It was here that I fell in love with performance. The rush of adrenaline from the sound of the crowd’s cheering and the blinding lights of the football stadium was like no other. It was one of the things that made all the sweat and tears, the body aches, and the sleepless nights worth it. The support from the crowd, and our family, pushed us to greatness. The pride that fills your body when you know you put your all into something and it became something truly great we pursued every year.

By junior year, band became an easy routine. Every day we would meet 10 minutes before practice and gather for announcements. At 3:00, we would move to a stretching block for 15 minutes and after we were nice and limber, we separate for sectionals, where we would cycle through the basics; playing on tempo, building basic patterns into more complex techniques, getting our bodies used to the specific movements. After warm-ups we transitioned into our show work, zeroing in on one or two sections to perfect by the end of the day. It was comfortable.

Then 2022 came. To ensure the band had enough new leadership, we decided to hand off the position of section leader to an extremely promising rookie. At first, I felt upset about losing my position; it felt like everything I had been working towards had been for nothing. My sister finally came to me one day and proposed I hop sections and audition for color guard. I had always admired our color guard, and the way their movements and dancing molded the story of the music. Three of my best friends had joined my freshman year, and they urged me to join them. 

I felt conflicted. Do I stay behind and sacrifice this potential path, or do I leave behind the comfort of what I know and reach for new horizons? I was passionate about both, but I finally settled on the latter and attended a demo for riflery. After a month of learning the basics, we were given our audition routine and a date for our audition. The clamminess of my palms and the stomach-knotting were still there, but something felt right about spinning with a rifle instead of holding a mallet, dancing instead of marching, about expressing yourself instead of expressing an idea. After what felt like months (it was 2 days), we got the acceptance email and we were ecstatic. We set ourselves on perfecting our new skills.

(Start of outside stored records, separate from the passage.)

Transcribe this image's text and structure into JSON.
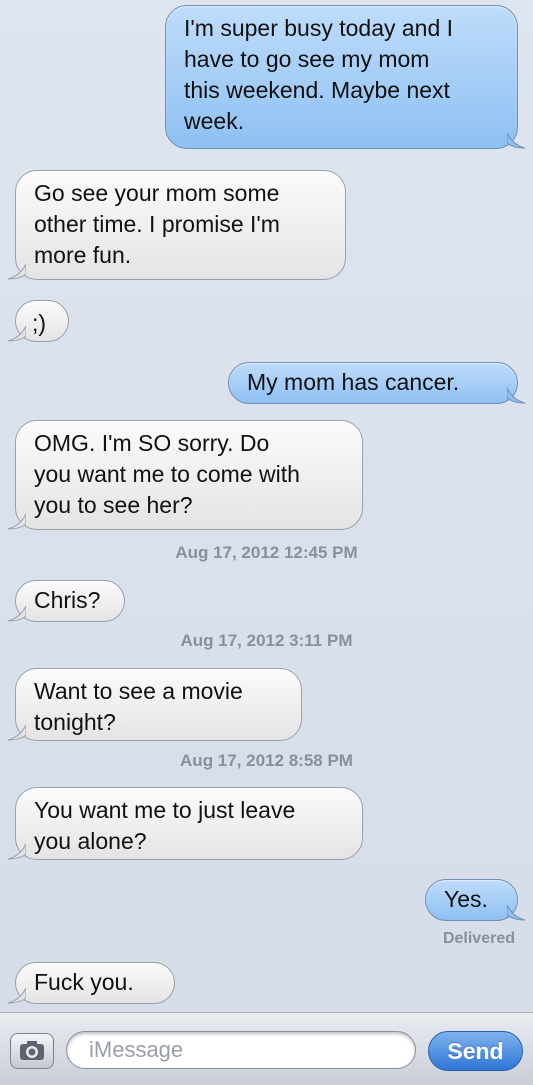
{
  "messages": [
    {
      "text": "I'm super busy today and I\nhave to go see my mom\nthis weekend. Maybe next\nweek."
    },
    {
      "text": "Go see your mom some\nother time. I promise I'm\nmore fun."
    },
    {
      "text": ";)"
    },
    {
      "text": "My mom has cancer."
    },
    {
      "text": "OMG. I'm SO sorry. Do\nyou want me to come with\nyou to see her?"
    },
    {
      "text": "Chris?"
    },
    {
      "text": "Want to see a movie\ntonight?"
    },
    {
      "text": "You want me to just leave\nyou alone?"
    },
    {
      "text": "Yes."
    },
    {
      "text": "Fuck you."
    }
  ],
  "timestamps": [
    "Aug 17, 2012 12:45 PM",
    "Aug 17, 2012 3:11 PM",
    "Aug 17, 2012 8:58 PM"
  ],
  "delivered_label": "Delivered",
  "composer": {
    "placeholder": "iMessage",
    "send_label": "Send",
    "camera_icon": "camera-icon"
  },
  "colors": {
    "outgoing_bubble": "#8ec0f3",
    "incoming_bubble": "#e4e4e4",
    "background": "#dbe2ed",
    "send_button": "#2f76d6"
  }
}
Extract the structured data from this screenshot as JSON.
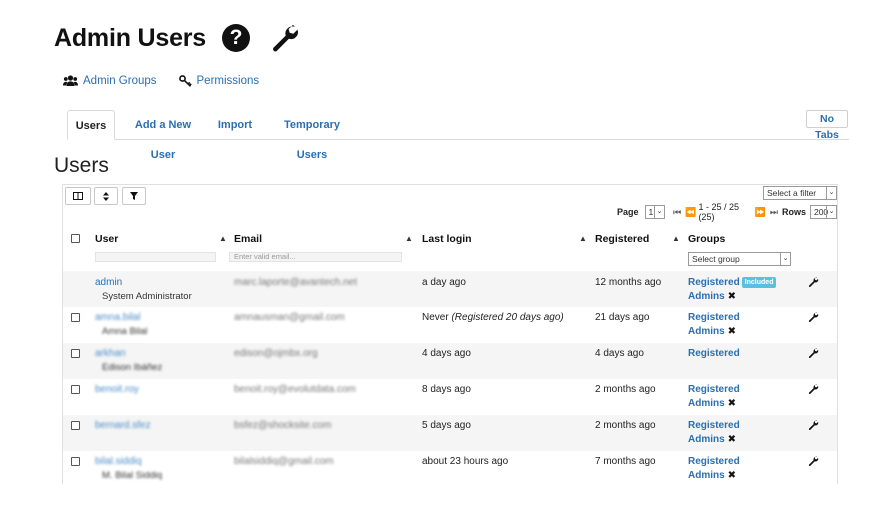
{
  "header": {
    "title": "Admin Users",
    "help_glyph": "?"
  },
  "subnav": [
    {
      "label": "Admin Groups",
      "icon": "users-icon"
    },
    {
      "label": "Permissions",
      "icon": "key-icon"
    }
  ],
  "tabs": [
    {
      "label": "Users",
      "active": true
    },
    {
      "label": "Add a New User",
      "active": false
    },
    {
      "label": "Import",
      "active": false
    },
    {
      "label": "Temporary Users",
      "active": false
    }
  ],
  "no_tabs_label": "No Tabs",
  "section_title": "Users",
  "grid": {
    "filter_select": "Select a filter",
    "pager": {
      "page_label": "Page",
      "page_value": "1",
      "range": "1 - 25 / 25 (25)",
      "rows_label": "Rows",
      "rows_value": "200"
    },
    "columns": [
      "User",
      "Email",
      "Last login",
      "Registered",
      "Groups"
    ],
    "email_placeholder": "Enter valid email...",
    "group_placeholder": "Select group",
    "included_badge": "Included",
    "rows": [
      {
        "username": "admin",
        "fullname": "System Administrator",
        "email": "marc.laporte@avantech.net",
        "last_login": "a day ago",
        "last_login_note": "",
        "registered": "12 months ago",
        "groups": [
          "Registered",
          "Admins"
        ]
      },
      {
        "username": "amna.bilal",
        "fullname": "Amna Bilal",
        "email": "amnausman@gmail.com",
        "last_login": "Never",
        "last_login_note": "(Registered 20 days ago)",
        "registered": "21 days ago",
        "groups": [
          "Registered",
          "Admins"
        ]
      },
      {
        "username": "arkhan",
        "fullname": "Edison Ibáñez",
        "email": "edison@ojmbx.org",
        "last_login": "4 days ago",
        "last_login_note": "",
        "registered": "4 days ago",
        "groups": [
          "Registered"
        ]
      },
      {
        "username": "benoit.roy",
        "fullname": "",
        "email": "benoit.roy@evolutdata.com",
        "last_login": "8 days ago",
        "last_login_note": "",
        "registered": "2 months ago",
        "groups": [
          "Registered",
          "Admins"
        ]
      },
      {
        "username": "bernard.sfez",
        "fullname": "",
        "email": "bsfez@shocksite.com",
        "last_login": "5 days ago",
        "last_login_note": "",
        "registered": "2 months ago",
        "groups": [
          "Registered",
          "Admins"
        ]
      },
      {
        "username": "bilal.siddiq",
        "fullname": "M. Bilal Siddiq",
        "email": "bilalsiddiq@gmail.com",
        "last_login": "about 23 hours ago",
        "last_login_note": "",
        "registered": "7 months ago",
        "groups": [
          "Registered",
          "Admins"
        ]
      }
    ]
  }
}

Weapons are so different from any instrument. You funnel the music into the equipment and through your body and conform to the sound of the music. You let your body tell the story of the music instead of creating the music yourself. You plie and soute and jazz walk instead of straight leg marching. You move your bodies to call attention to the individual quirks of each member while the movement of the marching band is dead set on conformity and the creation of dazzling shapes. Everything was different.

And yet, everything is the same. Sure the surface-level instrument and role may be different, but nothing changed. We still met before practice for announcements and we still had a stretching block 15 minutes in (though guard was much more focused on flexibility). We still separated for sectionals and had larger ensemble practices where we all performed together. We still practiced the basics, built patterns into complex techniques, and warmed up our bodies. We still perfected our show work for hours upon hours. But above all else, the people were the same.

Photo courtesy Moanalua Color Guard Tech Staff

Just like in the front ensemble, we became a family in the rifle line. After spending 10+ hours a week with people, you tend to get to know the good, bad, and ugly about them. We laughed together, cried together, and fainted together; we became a unit. I valued and loved the people I worked with and knew that I could count on them no matter what. It takes unwavering trust in someone to stand within a yard’s distance of someone tossing a rifle 3 stories into the sky, just as it takes a tremendous amount of trust to be able to rely on your peers to play perfectly together.

Photo courtesy Moanalua Color Guard Tech Staff

I never expected to make this change (and at times have regretted it), and yet the lessons I have learned from the experience have made my seizing of the opportunity more worthwhile. The path to true fulfillment, I found, is never possible without a little risk.

Photo courtesy Moanalua Color Guard Tech Staff